Growing up in Sebokeng, deceased activist and Glow co-founder Simon Nkoli, for example, recalled coming out to his family and being summarily dispatched by his mother on a “year-long tour of the sangomas of Sebokeng” to try and find a cure.
Most of them instantly declared him bewitched by a tokoloshe and tried to make him drink “foul-smelling muti” to break the isitabane (hermaphrodite) spell. Today, even though there’s a way to go yet, many would just as well treat his mother for stress.
The change is evident all around us. The good queens of Sebokeng have become a hip nightlife magnet and Nkoli, his old friend Mohlahledi reckons, would have been indescribably happy with the turnout.
“This is double the biggest crowd ever,” he says, counting among them a handful of gleefully astonished delegates from the week’s International Lesbian and Gay Association World Conference being hosted by South Africa for the first time in its 21-year history – another idea of Nkoli’s.
Mohlahledi bustles off to greet the judges as the photographer and I dive on to a dance floor rocking to a barrage of house tracks. We re-emerge inside a cupboard of a dressing room backstage and are greeted by seven rapidly transforming finalists all sharing a solitary source of light-cum-mirror – a discarded Klipdrift brandy bar advert.
“Photographs are welcome,” says one topless contestant with a Dentyne smile, coyly turning her back to hide a flat, muscular little chest.
When the evening’s hostesses – all former Miss Glows and looking the part – finally call the seven “delegates” on to stage to meet the people, it is instantly evident that precious few of this clutch of new generation queens suffer the hormone- therapy-and-frilly-frock syndrome commonly associated with local drag.
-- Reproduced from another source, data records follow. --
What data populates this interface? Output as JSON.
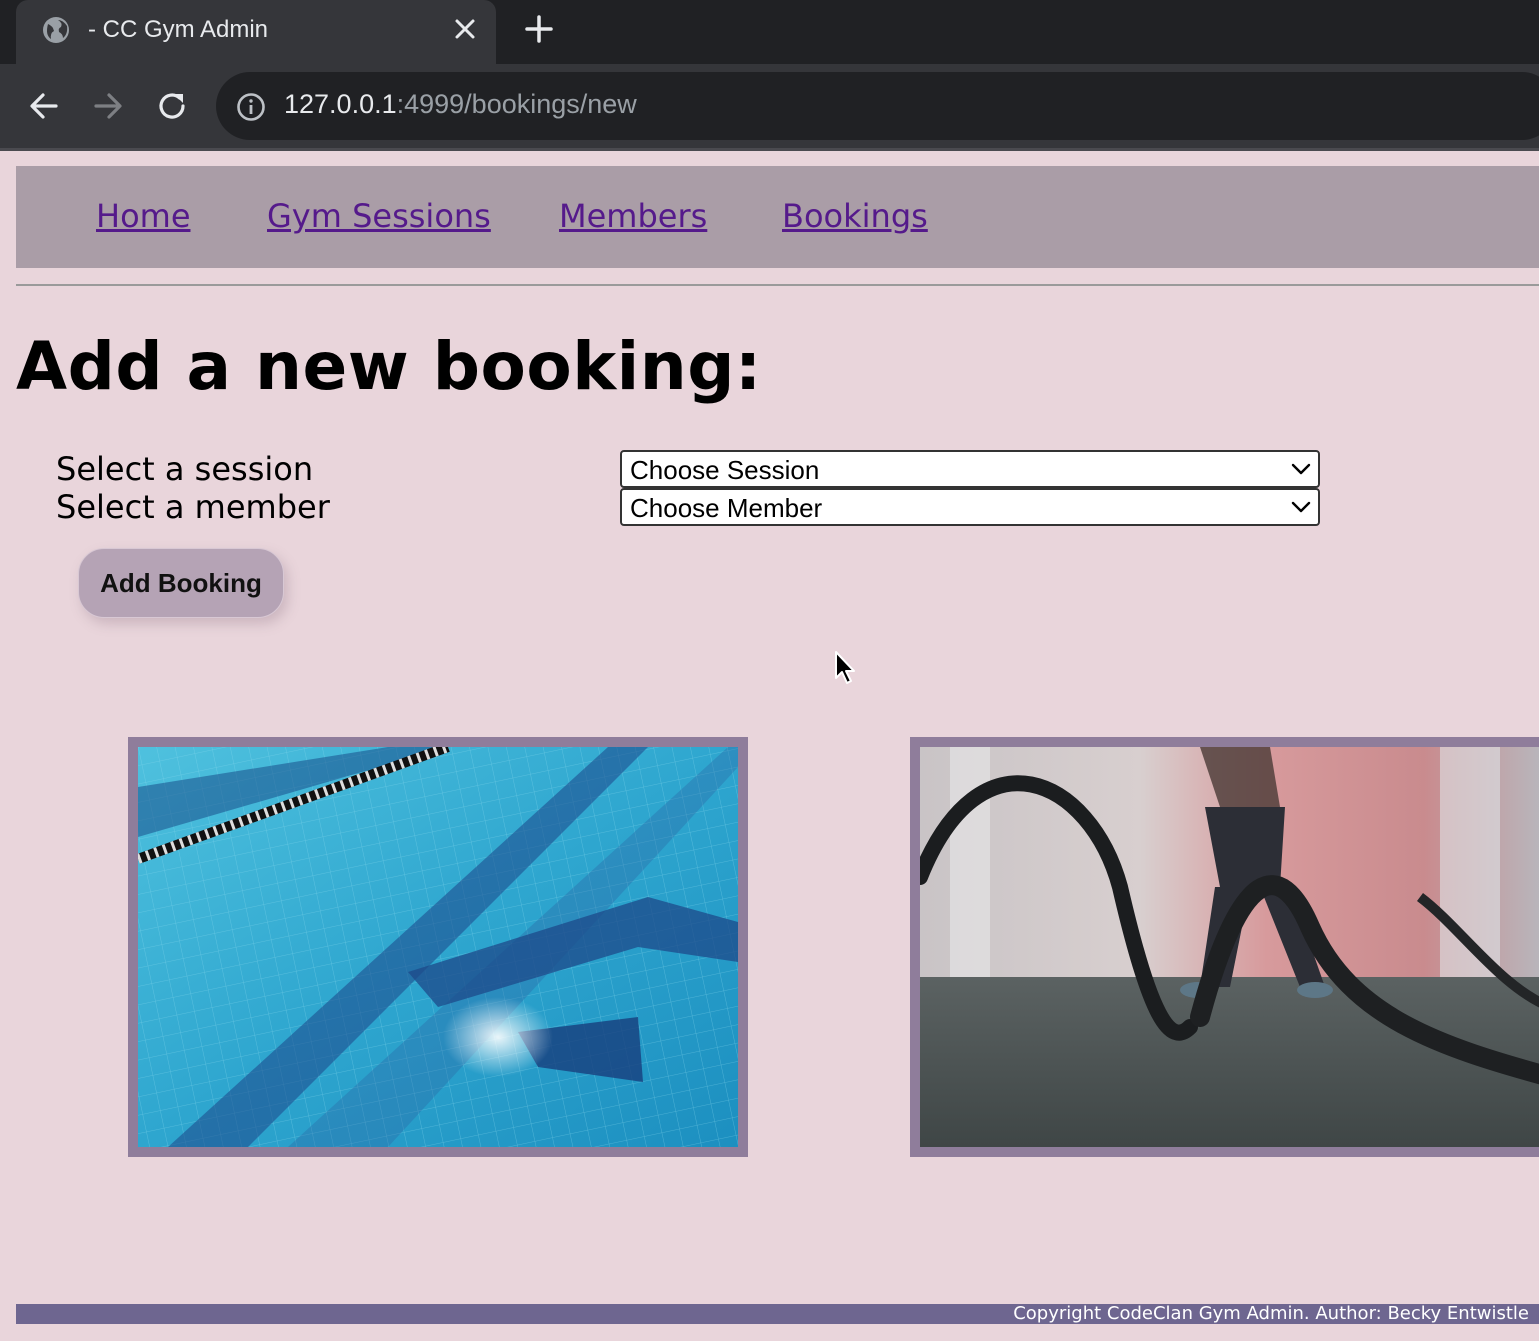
{
  "browser": {
    "tab_title": "- CC Gym Admin",
    "url_host": "127.0.0.1",
    "url_rest": ":4999/bookings/new"
  },
  "nav": {
    "items": [
      {
        "label": "Home"
      },
      {
        "label": "Gym Sessions"
      },
      {
        "label": "Members"
      },
      {
        "label": "Bookings"
      }
    ]
  },
  "form": {
    "heading": "Add a new booking:",
    "session_label": "Select a session",
    "session_value": "Choose Session",
    "member_label": "Select a member",
    "member_value": "Choose Member",
    "submit_label": "Add Booking"
  },
  "footer": {
    "text": "Copyright CodeClan Gym Admin. Author: Becky Entwistle"
  },
  "colors": {
    "page_bg": "#e9d5db",
    "navbar_bg": "#aa9da7",
    "link": "#551a8b",
    "button_bg": "#b5a3b5",
    "frame": "#8f7d9b",
    "footer_bg": "#6e6690"
  }
}
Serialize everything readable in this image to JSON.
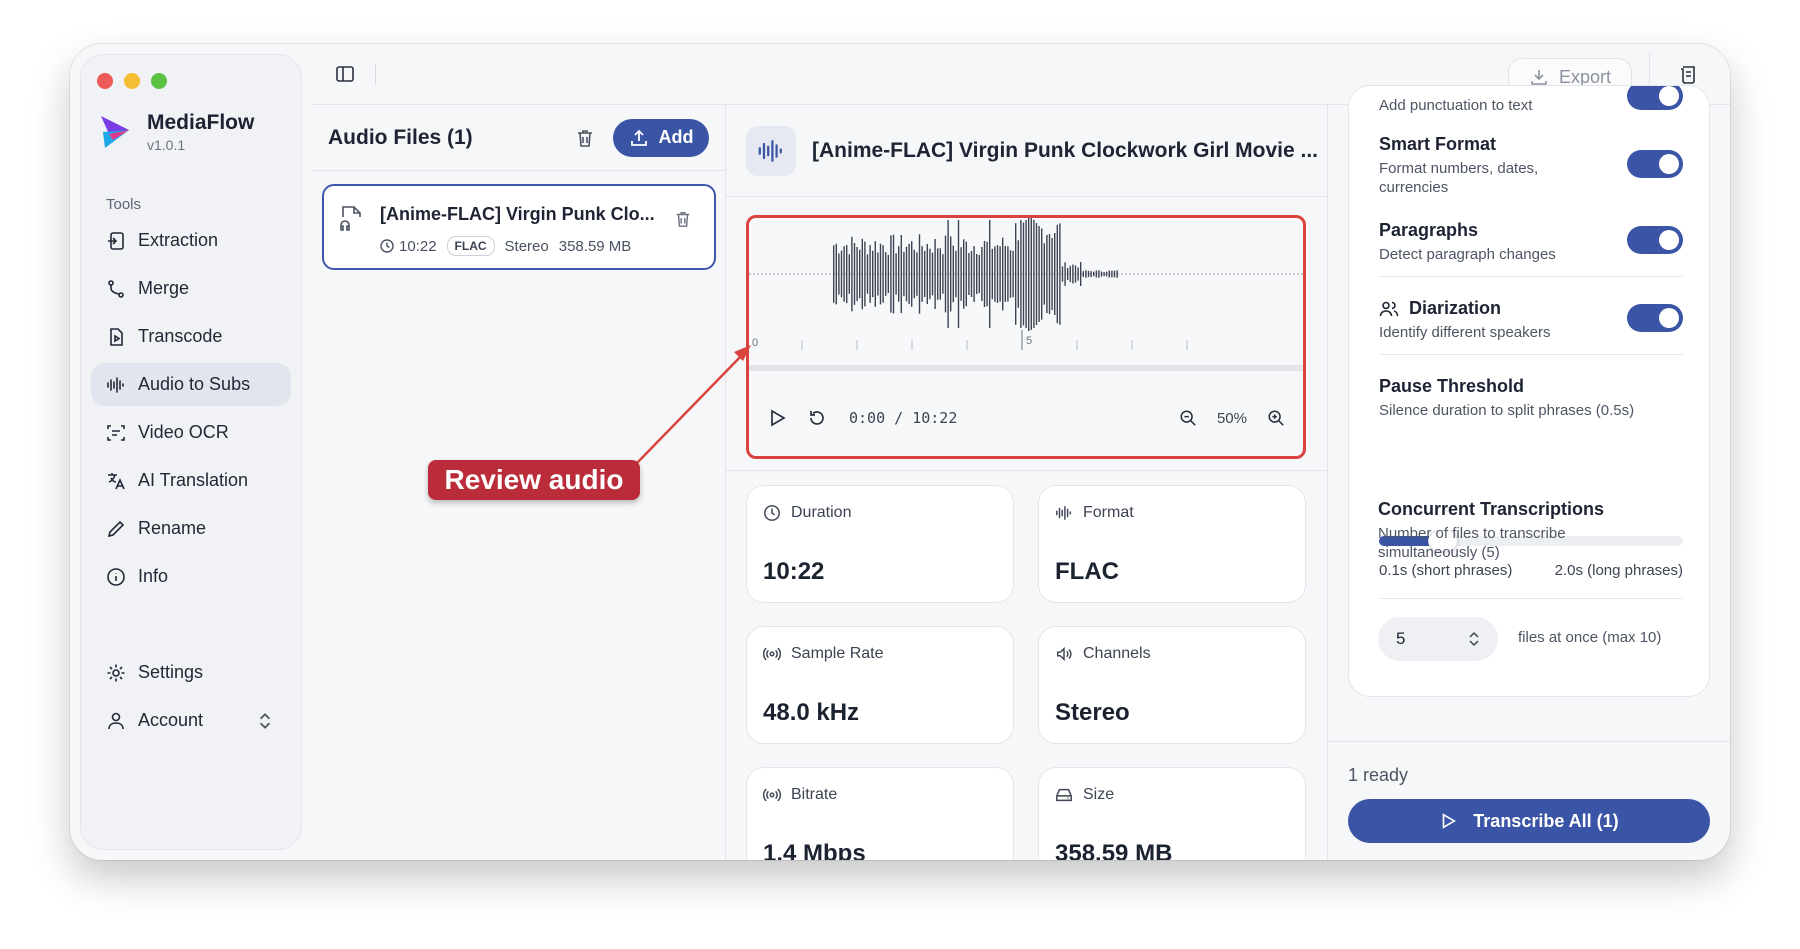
{
  "app": {
    "name": "MediaFlow",
    "version": "v1.0.1"
  },
  "sidebar": {
    "section_label": "Tools",
    "items": [
      {
        "label": "Extraction",
        "icon": "extraction-icon"
      },
      {
        "label": "Merge",
        "icon": "merge-icon"
      },
      {
        "label": "Transcode",
        "icon": "transcode-icon"
      },
      {
        "label": "Audio to Subs",
        "icon": "audio-wave-icon",
        "active": true
      },
      {
        "label": "Video OCR",
        "icon": "scan-text-icon"
      },
      {
        "label": "AI Translation",
        "icon": "translate-icon"
      },
      {
        "label": "Rename",
        "icon": "pencil-icon"
      },
      {
        "label": "Info",
        "icon": "info-icon"
      }
    ],
    "bottom": [
      {
        "label": "Settings",
        "icon": "gear-icon"
      },
      {
        "label": "Account",
        "icon": "user-icon"
      }
    ]
  },
  "toolbar": {
    "export_label": "Export"
  },
  "files_panel": {
    "title": "Audio Files (1)",
    "add_label": "Add",
    "files": [
      {
        "name": "[Anime-FLAC] Virgin Punk Clo...",
        "duration": "10:22",
        "format": "FLAC",
        "channels": "Stereo",
        "size": "358.59 MB"
      }
    ]
  },
  "detail": {
    "title": "[Anime-FLAC] Virgin Punk Clockwork Girl Movie ...",
    "timeline": {
      "tick_start": "0",
      "tick_mark": "5"
    },
    "player": {
      "time": "0:00 / 10:22",
      "zoom": "50%"
    },
    "stats": [
      {
        "label": "Duration",
        "value": "10:22",
        "icon": "clock-icon"
      },
      {
        "label": "Format",
        "value": "FLAC",
        "icon": "audio-wave-icon"
      },
      {
        "label": "Sample Rate",
        "value": "48.0 kHz",
        "icon": "radio-icon"
      },
      {
        "label": "Channels",
        "value": "Stereo",
        "icon": "speaker-icon"
      },
      {
        "label": "Bitrate",
        "value": "1.4 Mbps",
        "icon": "radio-icon"
      },
      {
        "label": "Size",
        "value": "358.59 MB",
        "icon": "drive-icon"
      }
    ]
  },
  "settings": {
    "punctuation_desc": "Add punctuation to text",
    "smart_format": {
      "title": "Smart Format",
      "desc": "Format numbers, dates, currencies",
      "enabled": true
    },
    "paragraphs": {
      "title": "Paragraphs",
      "desc": "Detect paragraph changes",
      "enabled": true
    },
    "diarization": {
      "title": "Diarization",
      "desc": "Identify different speakers",
      "enabled": true
    },
    "pause_threshold": {
      "title": "Pause Threshold",
      "desc": "Silence duration to split phrases (0.5s)",
      "min_label": "0.1s (short phrases)",
      "max_label": "2.0s (long phrases)",
      "value_fraction": 0.21
    },
    "concurrent": {
      "title": "Concurrent Transcriptions",
      "desc": "Number of files to transcribe simultaneously (5)",
      "value": "5",
      "note": "files at once (max 10)"
    }
  },
  "footer": {
    "status": "1 ready",
    "transcribe_label": "Transcribe All (1)"
  },
  "annotation": {
    "label": "Review audio",
    "color": "#bb2c3b"
  },
  "colors": {
    "accent": "#3a55a6",
    "highlight_border": "#d9453e"
  }
}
Like members of drag’s new school of international night club and cable TV boy-divas – like Chicklet and Girlina and Miss Guy – there are, on stage in Sebokeng, no false titties and very few tucks. There are no Carmen Mirandas or Lena Horns – though Miss Meyerton was heard to mutter into the microphone “I am Natasha Kinski” and, much later in the evening, drag entertainer Lady Aurora did perform a very fetching lip-sync of Diamonds are Forever.
Instead, mincing to a club tune, were sporty cocktail garments and platform trainers, jeans and stretchy tops. And, after a protracted appearance in cocktail gowns and a great thumping of beer cans on tables, the girls gave up the stage to pageant organiser and choreographer Queen B.
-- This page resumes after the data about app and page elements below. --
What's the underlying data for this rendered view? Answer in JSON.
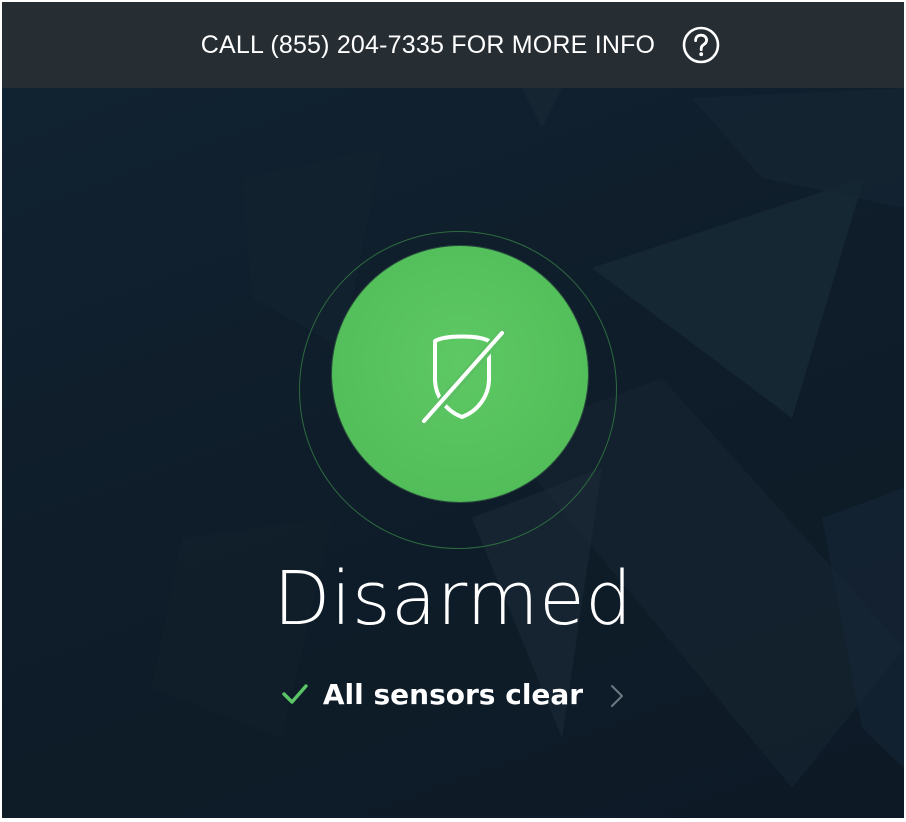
{
  "header": {
    "call_text": "CALL (855) 204-7335 FOR MORE INFO",
    "help_icon": "question-circle-icon"
  },
  "status": {
    "title": "Disarmed",
    "icon": "shield-slash-icon",
    "sensors_text": "All sensors clear",
    "sensors_icon": "checkmark-icon",
    "sensors_chevron": "chevron-right-icon"
  },
  "colors": {
    "accent_green": "#54c05b",
    "check_green": "#5cc667",
    "background": "#0f1f2c",
    "topbar": "#262e34"
  }
}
Syncing but never drowning, Sebokeng’s most polished drag star would reappear after the evening-gown section with a huge Kangol cap over her eyes, doing the new soul diva thing to Mary J Blige’s All That I Can Say. Queen B comes complete with backing dancers – one of whom could be seen deftly vogueing a drunken drag queen with a shopping bag off the stage without as much as losing a high-heeled step.
“What do you think the judges are looking for?” asks the MC of Miss Beverly Hills during question time sometime well after midnight. “A beautifully intelligent woman,” says the contestant to a roar from the crowd. “Baby, you’re so beautiful I’m taking you home with me!” calls a lesbian behind me to the drag queen on stage.
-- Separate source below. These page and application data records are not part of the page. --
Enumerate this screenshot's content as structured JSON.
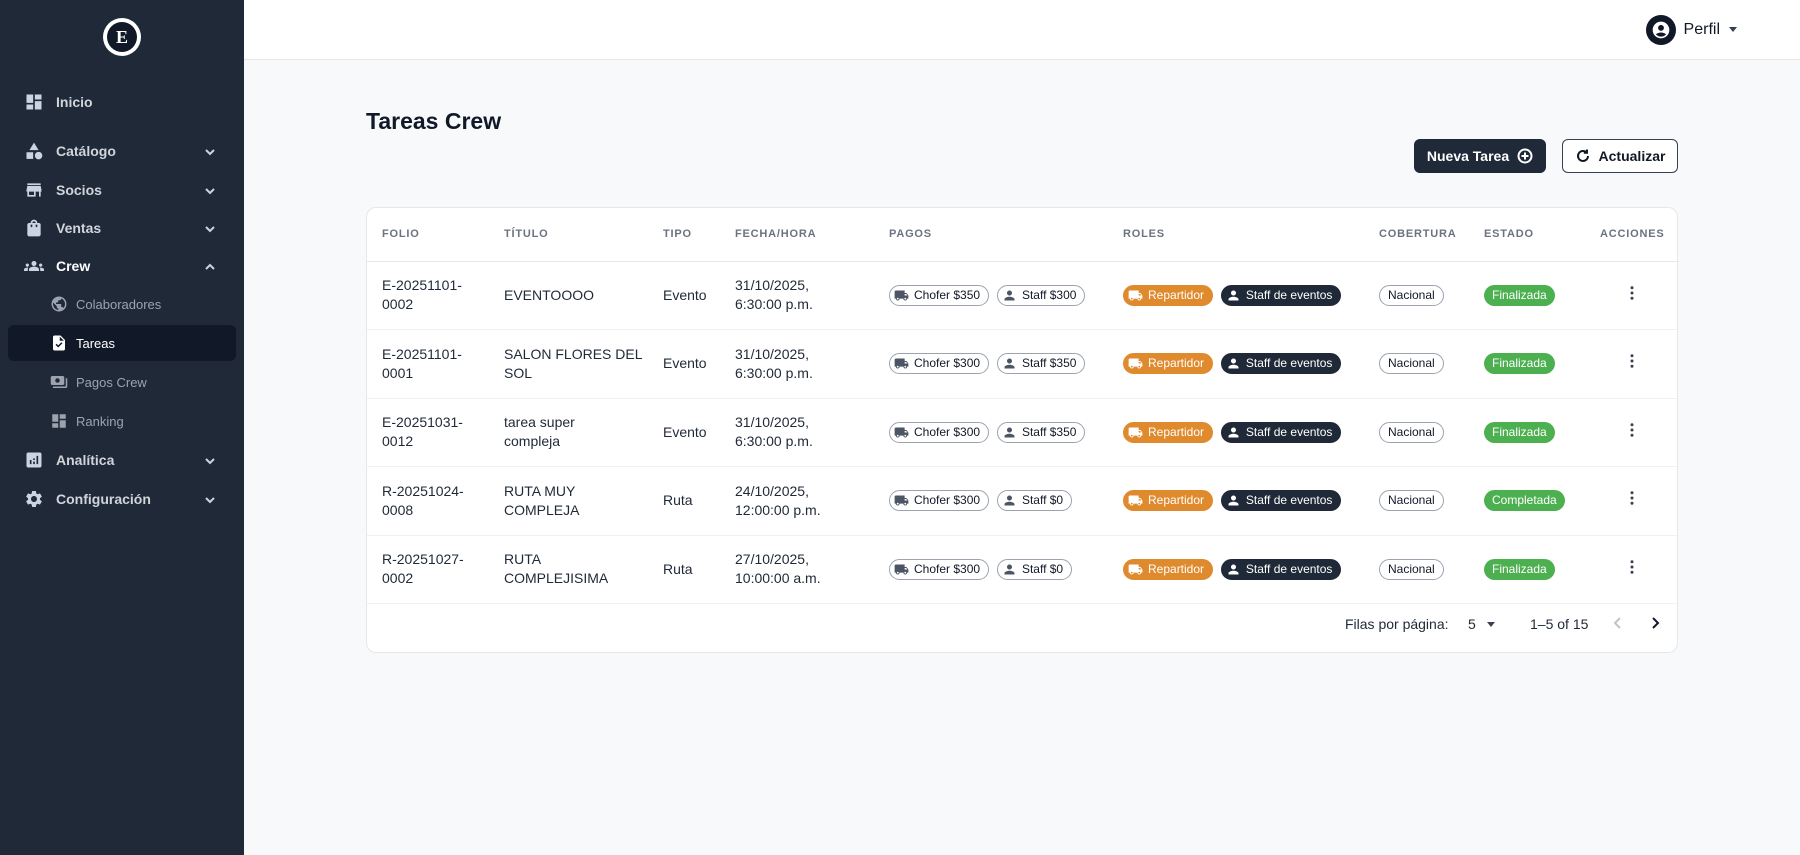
{
  "sidebar": {
    "logo_letter": "E",
    "items": [
      {
        "label": "Inicio",
        "icon": "dashboard-icon"
      },
      {
        "label": "Catálogo",
        "icon": "shapes-icon"
      },
      {
        "label": "Socios",
        "icon": "store-icon"
      },
      {
        "label": "Ventas",
        "icon": "shopping-bag-icon"
      },
      {
        "label": "Crew",
        "icon": "group-icon"
      },
      {
        "label": "Analítica",
        "icon": "analytics-icon"
      },
      {
        "label": "Configuración",
        "icon": "gear-icon"
      }
    ],
    "crew_sub": [
      {
        "label": "Colaboradores",
        "icon": "globe-icon"
      },
      {
        "label": "Tareas",
        "icon": "task-icon"
      },
      {
        "label": "Pagos Crew",
        "icon": "payments-icon"
      },
      {
        "label": "Ranking",
        "icon": "dashboard-icon"
      }
    ]
  },
  "header": {
    "profile_label": "Perfil"
  },
  "page": {
    "title": "Tareas Crew",
    "new_button": "Nueva Tarea",
    "refresh_button": "Actualizar"
  },
  "table": {
    "columns": [
      "FOLIO",
      "TÍTULO",
      "TIPO",
      "FECHA/HORA",
      "PAGOS",
      "ROLES",
      "COBERTURA",
      "ESTADO",
      "ACCIONES"
    ],
    "rows": [
      {
        "folio": [
          "E-20251101-",
          "0002"
        ],
        "titulo": [
          "EVENTOOOO"
        ],
        "tipo": "Evento",
        "fecha": [
          "31/10/2025,",
          "6:30:00 p.m."
        ],
        "pago_chofer": "Chofer $350",
        "pago_staff": "Staff $300",
        "rol1": "Repartidor",
        "rol2": "Staff de eventos",
        "cobertura": "Nacional",
        "estado": "Finalizada"
      },
      {
        "folio": [
          "E-20251101-",
          "0001"
        ],
        "titulo": [
          "SALON FLORES DEL",
          "SOL"
        ],
        "tipo": "Evento",
        "fecha": [
          "31/10/2025,",
          "6:30:00 p.m."
        ],
        "pago_chofer": "Chofer $300",
        "pago_staff": "Staff $350",
        "rol1": "Repartidor",
        "rol2": "Staff de eventos",
        "cobertura": "Nacional",
        "estado": "Finalizada"
      },
      {
        "folio": [
          "E-20251031-",
          "0012"
        ],
        "titulo": [
          "tarea super",
          "compleja"
        ],
        "tipo": "Evento",
        "fecha": [
          "31/10/2025,",
          "6:30:00 p.m."
        ],
        "pago_chofer": "Chofer $300",
        "pago_staff": "Staff $350",
        "rol1": "Repartidor",
        "rol2": "Staff de eventos",
        "cobertura": "Nacional",
        "estado": "Finalizada"
      },
      {
        "folio": [
          "R-20251024-",
          "0008"
        ],
        "titulo": [
          "RUTA MUY",
          "COMPLEJA"
        ],
        "tipo": "Ruta",
        "fecha": [
          "24/10/2025,",
          "12:00:00 p.m."
        ],
        "pago_chofer": "Chofer $300",
        "pago_staff": "Staff $0",
        "rol1": "Repartidor",
        "rol2": "Staff de eventos",
        "cobertura": "Nacional",
        "estado": "Completada"
      },
      {
        "folio": [
          "R-20251027-",
          "0002"
        ],
        "titulo": [
          "RUTA",
          "COMPLEJISIMA"
        ],
        "tipo": "Ruta",
        "fecha": [
          "27/10/2025,",
          "10:00:00 a.m."
        ],
        "pago_chofer": "Chofer $300",
        "pago_staff": "Staff $0",
        "rol1": "Repartidor",
        "rol2": "Staff de eventos",
        "cobertura": "Nacional",
        "estado": "Finalizada"
      }
    ]
  },
  "pagination": {
    "rows_label": "Filas por página:",
    "rows_value": "5",
    "range": "1–5 of 15"
  },
  "colors": {
    "sidebar_bg": "#1f2937",
    "accent_orange": "#e08a2e",
    "status_green": "#4caf50"
  }
}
“What about coming out in the township?” is another question. “By now the community knows they must just accept us – that is what I’ll tell my parents,” shouts pretty Miss Meyerton into the microphone and rides a fresh roar of approval with, “I mean, after all, if it’s so wrong then why are there gays everywhere, all over the world? Huh?”
It’s more than enough to land her a place in the final five. But, eyes firmly on the prize and hair astonishingly customised to hold a tiara just right, it was the lovely Andile – Miss Steel Park – who went on to lift the title.
On the bus all the way back to Jo’burg, the new Miss Glow sat very still, with barely a hint of a smile playing across her lips. It was only minutes before getting off in Hillbrow that she quickly slipped into something more androgynous and, waving goodbye, offered a final winning smile.